    -The world economy needs a war on climate change to bring the world economy out of it’s chronic recession.
    – Investors are beginning to realize that fossil fuel dependent industries have become high risk.
    – Voters are getting sick of fossil fuel companies trying to tell them that BAU is all OK.

  23. zoot

    What I do is actually read the current scientific papers.

    No you don’t.
    I assess your source as Anthony Watts or worse, Joanne Codling.

    I changed my mind on AGW in 2002 when the fundamental flaws in the AGW computer models became obvious to blind Freddy, and have seen nothing since to offer any further support to the AGW hypothesis.

    No you didn’t.

    The heat is not where it should be, according to the models, and actual measurement has confirmed that multiple times.

    Evidence for my assertions above. If you had read (and understood) the current scientific papers (as you claim) you could not have come to this conclusion.

  24. BilB

    Another extract from the Conversation article to ponder upon while considering the Budget. This is all restating the obvious,………but it must be done, a determination for real Climate Action will only be carried on the voices.

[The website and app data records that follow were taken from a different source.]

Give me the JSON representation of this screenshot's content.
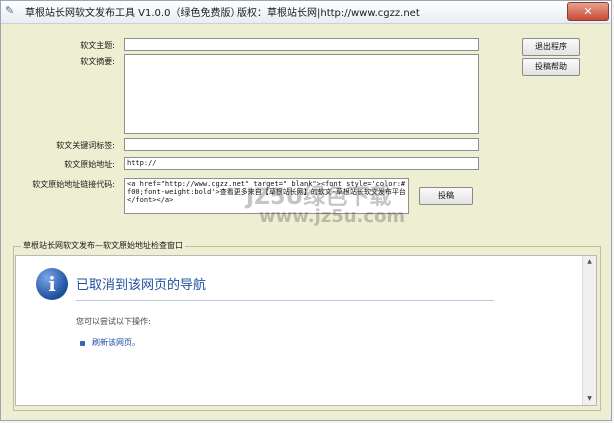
{
  "titlebar": {
    "app_icon": "app-icon",
    "title": "草根站长网软文发布工具 V1.0.0（绿色免费版）",
    "copyright": "版权：草根站长网|http://www.cgzz.net",
    "close_label": "✕"
  },
  "form": {
    "subject_label": "软文主题:",
    "summary_label": "软文摘要:",
    "keywords_label": "软文关键词标签:",
    "url_label": "软文原始地址:",
    "url_value": "http://",
    "link_code_label": "软文原始地址链接代码:",
    "link_code_value": "<a href=\"http://www.cgzz.net\" target=\"_blank\"><font style='color:#f00;font-weight:bold'>查看更多来自【草根站长网】的软文-草根站长软文发布平台</font></a>"
  },
  "buttons": {
    "exit": "退出程序",
    "help": "投稿帮助",
    "submit": "投稿"
  },
  "group": {
    "label": "草根站长网软文发布—软文原始地址检查窗口"
  },
  "browser": {
    "icon": "info-icon",
    "error_title": "已取消到该网页的导航",
    "hint": "您可以尝试以下操作:",
    "refresh_link": "刷新该网页。"
  },
  "watermark": {
    "line1": "JZ5U绿色下载",
    "line2": "www.jz5u.com"
  }
}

    “When will we act?

    The land, oceans and biosphere are now in extreme danger, but it doesn’t seem to be driving the global community to the urgent measures required for a meaningful attempt to arrest the current trend. With few exceptions, the accelerating rate of atmospheric CO2 hardly rates a mention on the pages of the global media, preoccupied as it is with short-term economic forecast, daily exchange rates, share market fluctuations and sports results.

    In Australia the language has changed from “the greatest moral issue of our generation” to controversy over a “carbon tax”, diverting the public attention from the climate to a hip-pocket nerve. While we debate the ways to bring about a meaningless 5% reduction in local emissions, we simultaneously develop infrastructure to export hundreds of millions of tons of coal. It all ends up in the same atmosphere.

    As Carl Sagan reminded us, on seeing a photograph of Earth taken from Voyager 1 as it left the Solar System

    That’s here. That’s home. That’s us. On it everyone you know, everyone you love, everyone you’ve ever heard of, every human being who ever was, lived out their lives … Our planet is a lonely speck in the great enveloping cosmic dark. In our obscurity — in all this vastness — there is no hint that help will come from elsewhere to save us from ourselves.

  25. David Irving (no relation)

    I wen to this last night., delivered by yet another scientist terrified about our future. It was fascinating.

  26. zorronsky

    It used to be said we are at the end of the Earth. So maybe we are!